The Cost of Being Good
Anderson, Anne-Marie, Myers, David H., Review of Business
This paper examines the performance of U.S. equities through the use of socially responsible investment screens. Socially responsible investing (SRI) is reflected in the attitudes of the investor to apply social goals to their investment portfolio. We extend the SRI literature by examining a broader study of social screens in a more restrictive context. The sample used in Sauer (1997), based on the Domini Social Index, is "selected to minimize the potential negative side effects." In contrast, our initial approach is to examine the costs and benefits from the most extreme approach of socially responsible investing--the exclusion of companies not meeting a social investment screen. The exclusionary approach results in portfolios that maximize the costs to socially responsible investing. We examine the returns and risk-adjusted returns to investing in socially responsible investment portfolios using 20 social screens from KLD Research & Analytics, Inc. (KLD).

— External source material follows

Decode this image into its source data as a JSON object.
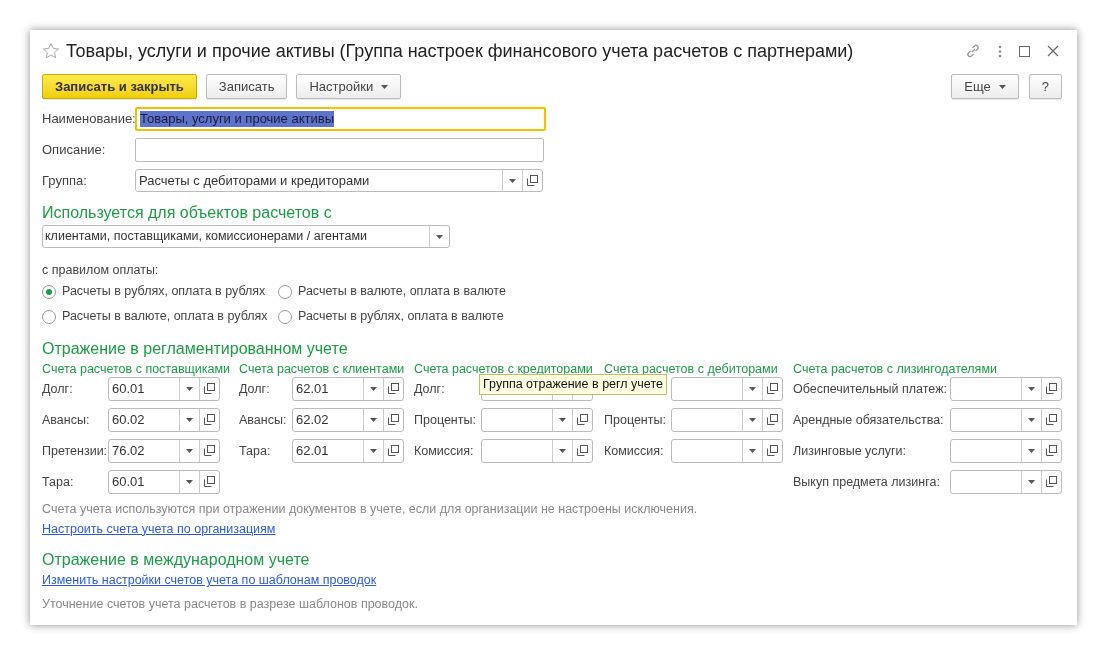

We extend the literature by uniquely examining the persistence in performance of SRI screens, using both Jensen's alpha and conditional alphas. Our results support the null hypothesis of no cost to investing in a socially responsible manner, or reject the hypothesis that SRI comes at a significant cost. Through either single or multiple screens based on value or equally weighted portfolios, we find no statistical significant difference among SRI screen funds. While the differences in portfolio returns are statistically insignificant, the equal-weighted "AL2SNX portfolio" of no exclusionary screened firms and only firms with at least two strengths is the best performer over the period from 1991-2004.
Previous literature has examined screens and socially responsible investing in both equity and bonds. Angel and Rivoli (1997) find that the reluctance of investors to invest in certain firms can lead to increases in the firm's cost of equity; however, the percentage of investors unwilling to invest has to be relatively large for the effect to be significant. Feldman, Soyka, and Ameer (1997) analyze the impact of the firm's environmental management system on stock prices, and find that improvements result, primarily, from a decrease in risk.
Research in the area of investing has led to inconclusive results. Kurtz (1997) finds that the universe of SRI stocks does not appear to underperform the market, but there are costs to diversification and information effects. Guerard (1997) finds that returns for a socially screened universe do not differ from the unscreened universe, but using multiple screens improves results. Statman (2000) finds that the Domini Social Index outperforms the S & P 500, and that socially responsible mutual funds do better than conventional funds, but the results are not statistically significant. Finally, Derwall and Koedijk (2005) find positive, but insignificant, differences between the performance of SRI funds and conventional funds, and evidence of time-variation in performance over business cycles.
There are a number of ways to approach social investment screens. It is evident from the mutual funds available that some combination or variation of three approaches is taken--divest from or exclude firms that are inconsistent with the investor's social goals; reduce or underweight exposure to such firms; or take on active shareholder initiatives to change the actions of a firm. In an asset pricing context, we examine the first or most restrictive approach, which is to test the impact of exclusions on investment portfolios. Exclusionary screens imply that an investor is either fully in favor of or against a particular social screen or issue. A firm must pass a particular screen for an investor to include it in his or her portfolio. One way of interpreting such an investment policy in an optimization framework is that there is an infinite cost attached to the exclusionary belief. …